In this data, count the lines in which "Switch" appears and give only that number.

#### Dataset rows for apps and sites
*** Begin section ***

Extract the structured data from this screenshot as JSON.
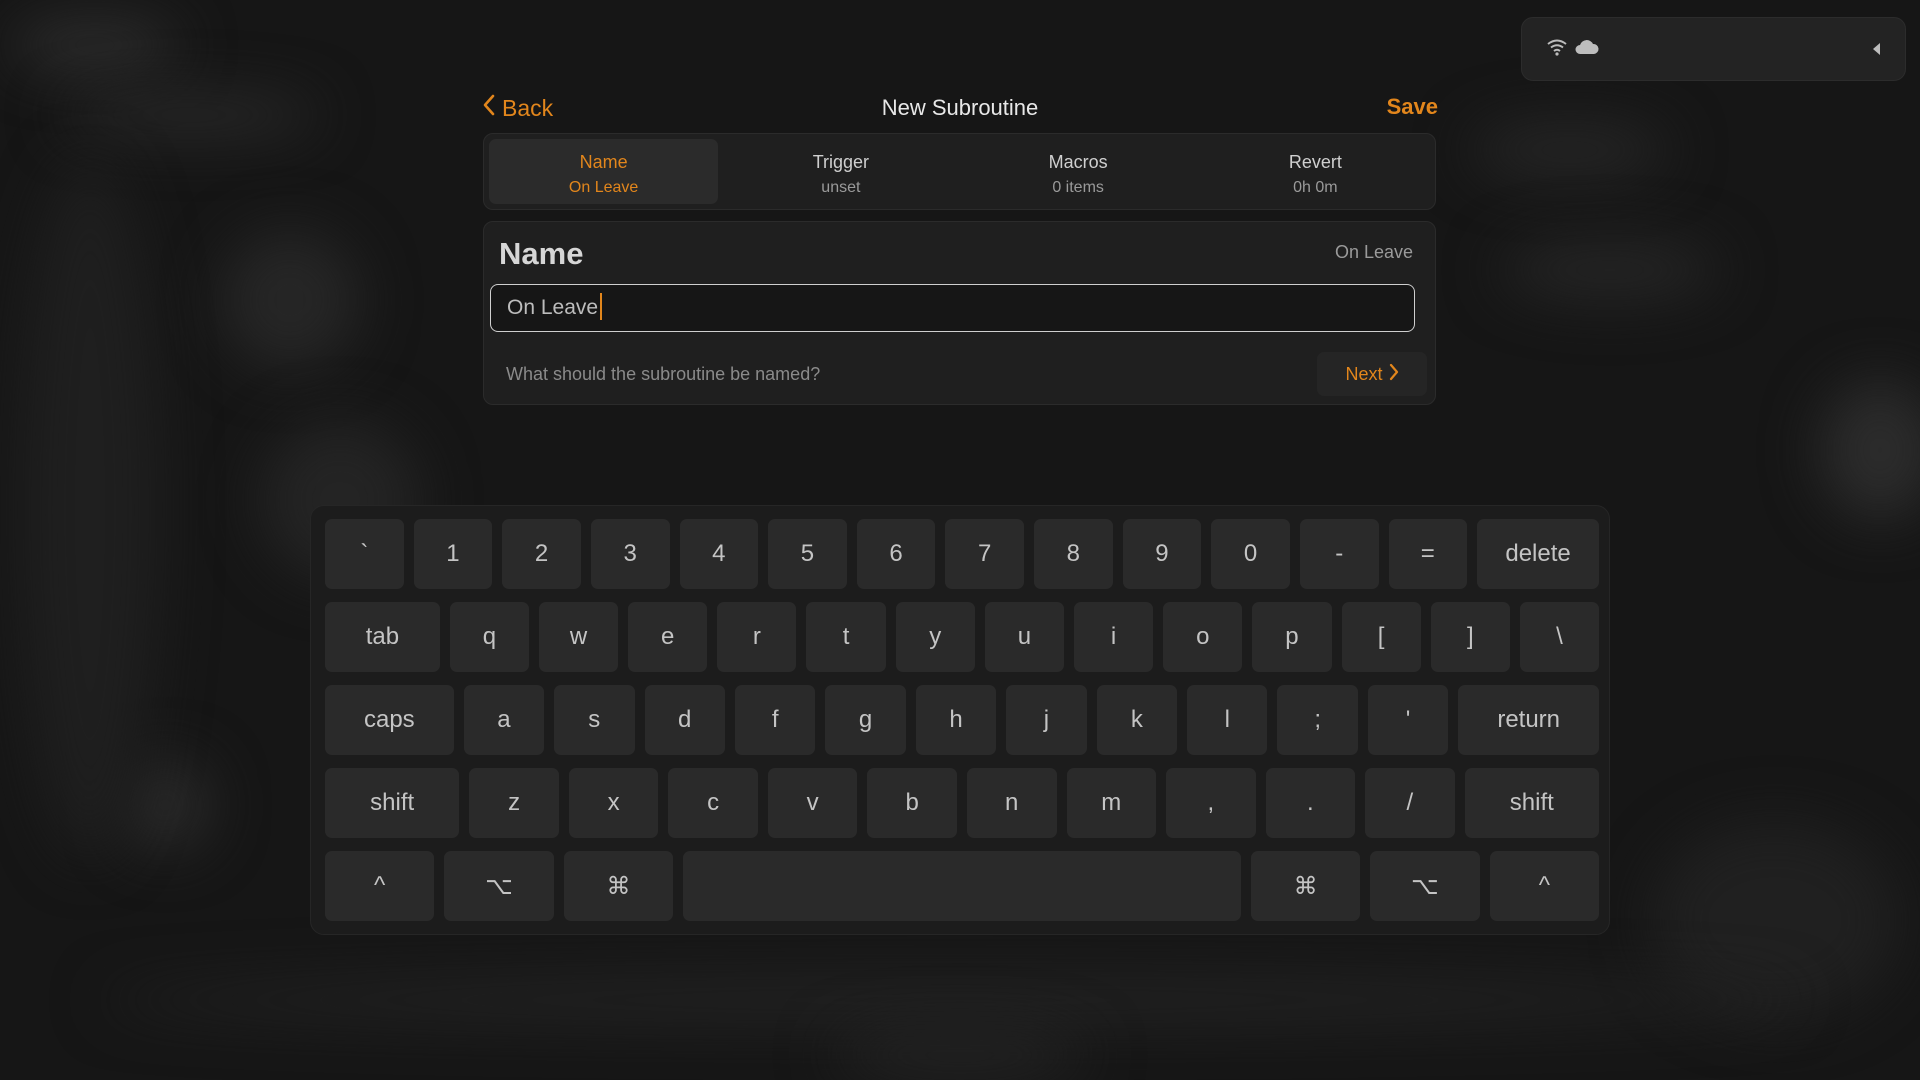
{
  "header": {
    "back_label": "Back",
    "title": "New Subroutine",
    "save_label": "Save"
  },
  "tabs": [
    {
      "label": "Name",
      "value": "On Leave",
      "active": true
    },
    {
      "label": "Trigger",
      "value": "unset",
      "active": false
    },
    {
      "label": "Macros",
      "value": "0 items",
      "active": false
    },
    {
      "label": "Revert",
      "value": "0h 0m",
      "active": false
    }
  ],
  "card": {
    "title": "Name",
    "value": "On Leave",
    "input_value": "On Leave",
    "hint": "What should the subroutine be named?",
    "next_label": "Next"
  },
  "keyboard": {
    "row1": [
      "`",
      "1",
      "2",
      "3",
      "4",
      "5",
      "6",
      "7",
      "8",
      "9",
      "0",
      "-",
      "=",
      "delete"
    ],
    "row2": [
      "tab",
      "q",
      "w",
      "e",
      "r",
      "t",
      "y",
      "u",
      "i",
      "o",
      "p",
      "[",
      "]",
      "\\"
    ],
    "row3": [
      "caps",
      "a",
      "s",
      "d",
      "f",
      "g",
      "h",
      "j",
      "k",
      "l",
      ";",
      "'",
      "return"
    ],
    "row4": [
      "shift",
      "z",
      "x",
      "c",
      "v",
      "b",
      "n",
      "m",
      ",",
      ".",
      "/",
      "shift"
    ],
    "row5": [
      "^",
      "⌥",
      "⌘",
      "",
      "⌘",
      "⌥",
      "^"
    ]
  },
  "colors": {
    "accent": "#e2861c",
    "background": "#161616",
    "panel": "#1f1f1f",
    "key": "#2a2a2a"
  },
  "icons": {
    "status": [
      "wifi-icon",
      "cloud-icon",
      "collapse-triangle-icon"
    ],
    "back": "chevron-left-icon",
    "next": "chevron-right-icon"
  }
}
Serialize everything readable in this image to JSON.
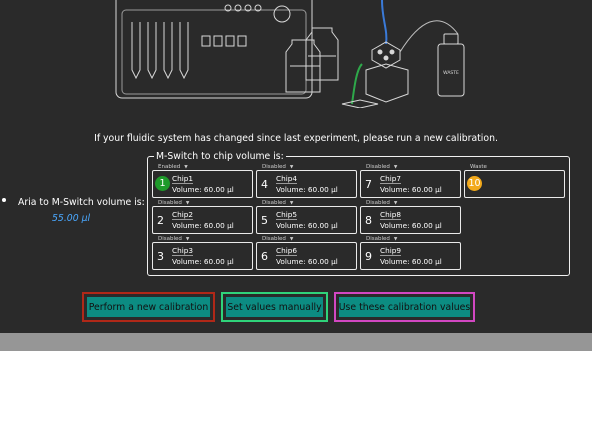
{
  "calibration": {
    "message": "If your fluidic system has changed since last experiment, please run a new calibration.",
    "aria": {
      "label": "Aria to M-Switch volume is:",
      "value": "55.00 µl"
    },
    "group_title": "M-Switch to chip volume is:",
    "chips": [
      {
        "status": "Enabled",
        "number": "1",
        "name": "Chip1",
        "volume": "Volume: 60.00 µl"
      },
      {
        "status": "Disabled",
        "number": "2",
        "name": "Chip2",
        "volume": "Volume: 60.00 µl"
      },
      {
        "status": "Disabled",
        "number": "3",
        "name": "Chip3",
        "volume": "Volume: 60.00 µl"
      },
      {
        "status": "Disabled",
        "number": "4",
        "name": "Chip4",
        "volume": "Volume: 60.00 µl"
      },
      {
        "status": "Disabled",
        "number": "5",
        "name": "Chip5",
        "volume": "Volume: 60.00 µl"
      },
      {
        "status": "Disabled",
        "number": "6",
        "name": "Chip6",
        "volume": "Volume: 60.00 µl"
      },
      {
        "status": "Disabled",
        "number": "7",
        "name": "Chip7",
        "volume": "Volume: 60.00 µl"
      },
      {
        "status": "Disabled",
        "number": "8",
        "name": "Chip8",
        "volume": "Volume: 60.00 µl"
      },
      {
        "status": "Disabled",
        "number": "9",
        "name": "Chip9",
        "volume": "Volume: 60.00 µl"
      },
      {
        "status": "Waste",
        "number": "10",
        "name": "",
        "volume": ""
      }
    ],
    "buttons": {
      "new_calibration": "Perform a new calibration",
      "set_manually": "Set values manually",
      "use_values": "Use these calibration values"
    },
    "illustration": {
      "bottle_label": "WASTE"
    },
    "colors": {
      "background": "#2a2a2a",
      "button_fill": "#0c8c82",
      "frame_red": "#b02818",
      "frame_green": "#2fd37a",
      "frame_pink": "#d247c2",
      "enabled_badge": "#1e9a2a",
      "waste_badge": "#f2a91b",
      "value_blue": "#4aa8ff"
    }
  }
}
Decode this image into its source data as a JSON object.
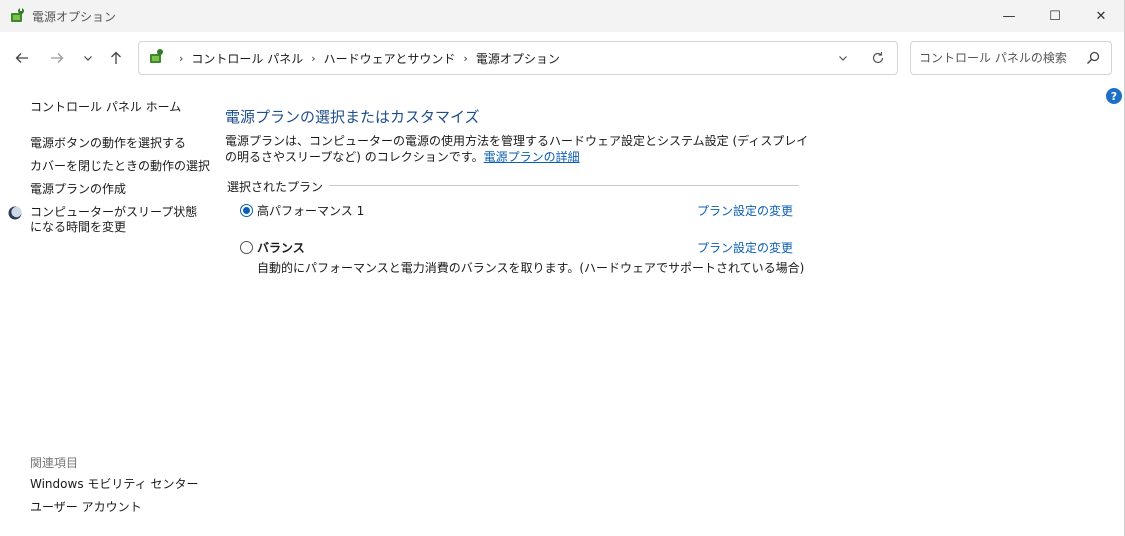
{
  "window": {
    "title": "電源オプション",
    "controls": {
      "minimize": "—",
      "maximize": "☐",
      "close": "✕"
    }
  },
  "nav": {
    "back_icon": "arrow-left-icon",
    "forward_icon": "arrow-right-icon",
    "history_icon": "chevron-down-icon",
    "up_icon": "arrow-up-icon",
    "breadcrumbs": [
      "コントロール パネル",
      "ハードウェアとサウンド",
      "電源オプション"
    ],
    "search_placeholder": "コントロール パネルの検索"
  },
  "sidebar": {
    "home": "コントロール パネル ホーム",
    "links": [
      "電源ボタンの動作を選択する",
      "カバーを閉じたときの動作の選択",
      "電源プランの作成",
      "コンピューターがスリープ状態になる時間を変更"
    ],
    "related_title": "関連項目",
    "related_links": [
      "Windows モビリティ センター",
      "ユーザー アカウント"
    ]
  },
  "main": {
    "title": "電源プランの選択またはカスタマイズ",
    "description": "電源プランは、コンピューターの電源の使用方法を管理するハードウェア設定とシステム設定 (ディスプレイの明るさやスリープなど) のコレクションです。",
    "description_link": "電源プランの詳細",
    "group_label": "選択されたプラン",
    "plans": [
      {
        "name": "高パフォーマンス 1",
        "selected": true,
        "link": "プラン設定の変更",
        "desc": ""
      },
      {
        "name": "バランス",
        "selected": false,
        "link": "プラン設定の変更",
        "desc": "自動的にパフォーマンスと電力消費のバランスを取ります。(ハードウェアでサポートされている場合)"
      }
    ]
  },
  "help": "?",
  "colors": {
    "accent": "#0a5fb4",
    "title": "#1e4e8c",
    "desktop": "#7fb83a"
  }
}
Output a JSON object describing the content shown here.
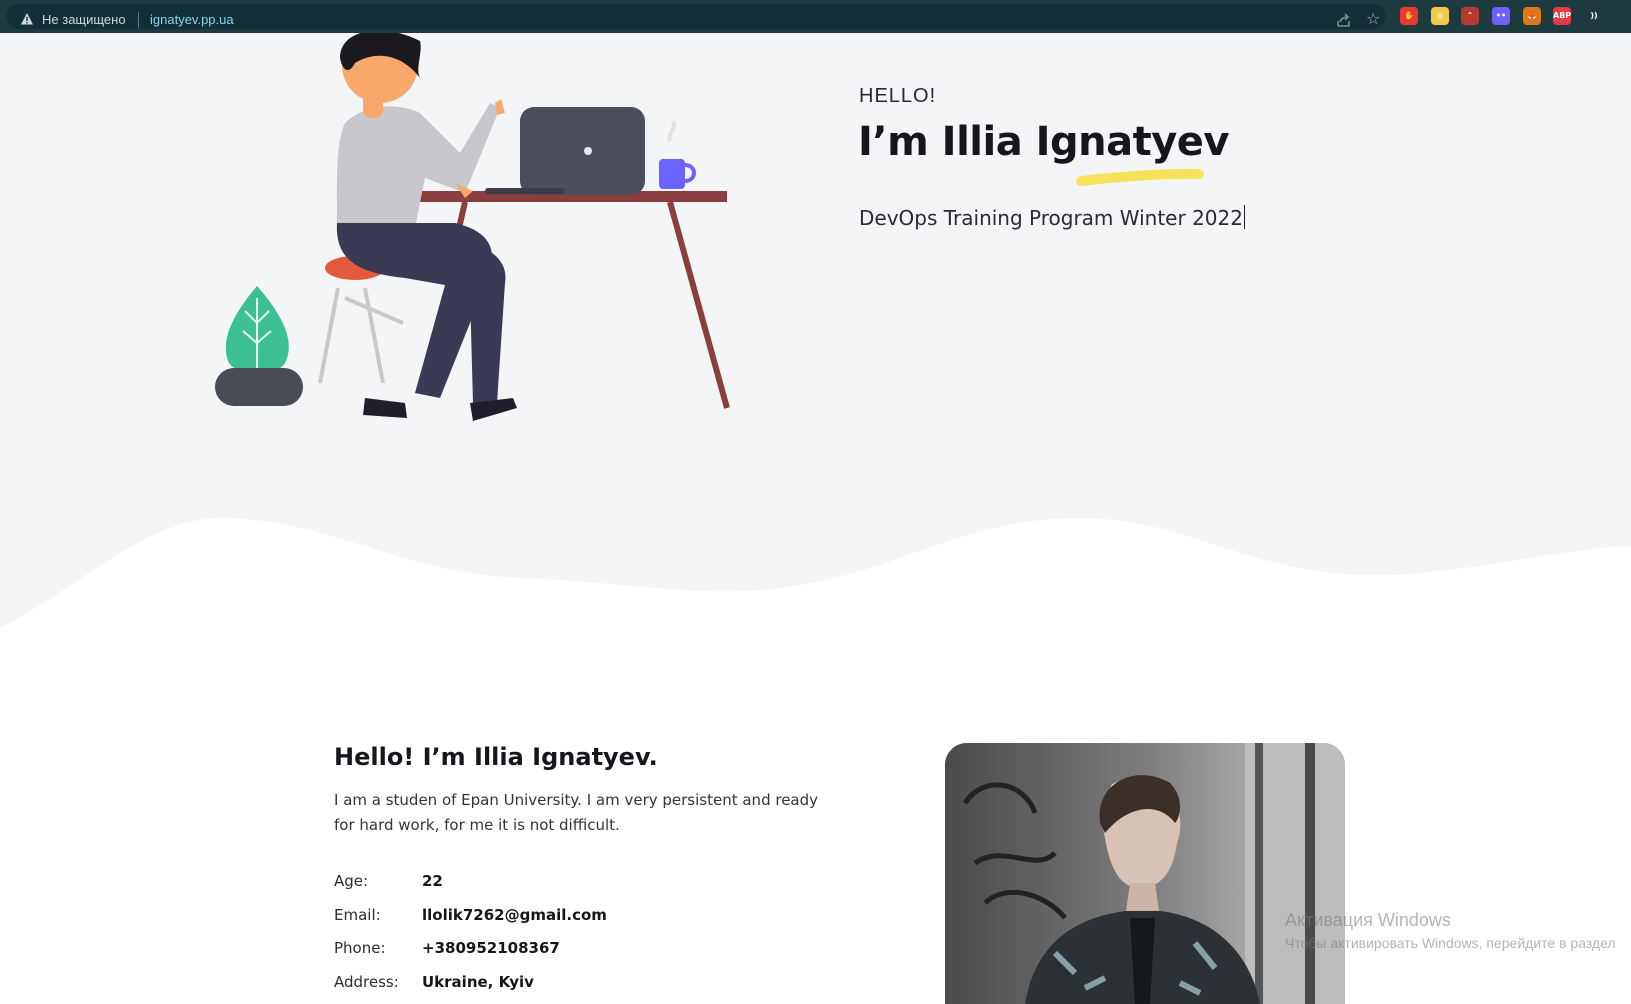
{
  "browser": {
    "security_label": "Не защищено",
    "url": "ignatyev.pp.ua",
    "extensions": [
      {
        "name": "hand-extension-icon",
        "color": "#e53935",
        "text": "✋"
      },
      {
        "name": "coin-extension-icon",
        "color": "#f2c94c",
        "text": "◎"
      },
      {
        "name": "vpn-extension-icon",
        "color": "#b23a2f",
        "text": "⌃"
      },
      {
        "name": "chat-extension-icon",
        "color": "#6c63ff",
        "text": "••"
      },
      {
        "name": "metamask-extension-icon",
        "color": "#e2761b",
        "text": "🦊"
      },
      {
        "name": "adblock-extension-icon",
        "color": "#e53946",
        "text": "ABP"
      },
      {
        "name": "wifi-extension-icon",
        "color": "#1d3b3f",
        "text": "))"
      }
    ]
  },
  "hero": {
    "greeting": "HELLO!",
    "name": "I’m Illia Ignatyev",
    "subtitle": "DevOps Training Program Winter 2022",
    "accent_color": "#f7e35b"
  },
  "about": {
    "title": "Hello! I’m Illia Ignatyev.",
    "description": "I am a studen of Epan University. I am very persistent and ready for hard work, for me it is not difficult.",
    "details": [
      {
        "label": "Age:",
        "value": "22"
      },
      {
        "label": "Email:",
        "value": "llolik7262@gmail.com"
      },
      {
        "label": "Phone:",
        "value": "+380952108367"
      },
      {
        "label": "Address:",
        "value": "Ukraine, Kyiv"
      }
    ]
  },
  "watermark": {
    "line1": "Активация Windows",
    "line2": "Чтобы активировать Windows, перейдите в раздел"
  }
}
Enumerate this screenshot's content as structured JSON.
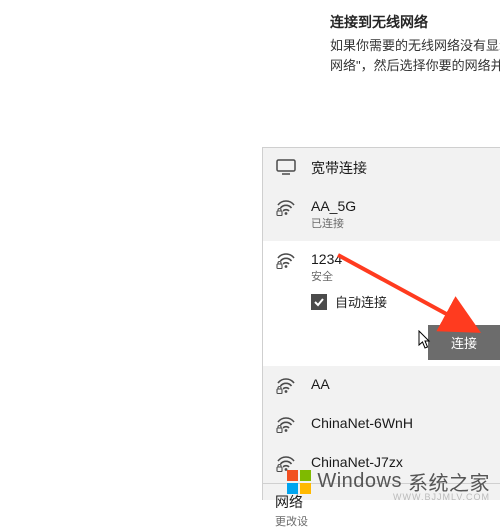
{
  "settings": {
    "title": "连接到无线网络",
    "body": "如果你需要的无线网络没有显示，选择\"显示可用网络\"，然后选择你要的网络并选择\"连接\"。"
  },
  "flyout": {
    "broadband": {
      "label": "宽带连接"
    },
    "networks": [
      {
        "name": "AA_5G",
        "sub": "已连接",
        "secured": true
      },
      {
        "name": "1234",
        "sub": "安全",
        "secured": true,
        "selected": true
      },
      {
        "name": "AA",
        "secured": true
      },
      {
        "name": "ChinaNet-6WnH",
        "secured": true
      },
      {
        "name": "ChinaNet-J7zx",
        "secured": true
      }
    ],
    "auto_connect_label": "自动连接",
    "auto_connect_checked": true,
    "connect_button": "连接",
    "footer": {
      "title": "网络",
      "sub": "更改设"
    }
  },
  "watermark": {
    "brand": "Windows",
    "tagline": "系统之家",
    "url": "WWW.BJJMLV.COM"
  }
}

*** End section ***

#### Result
2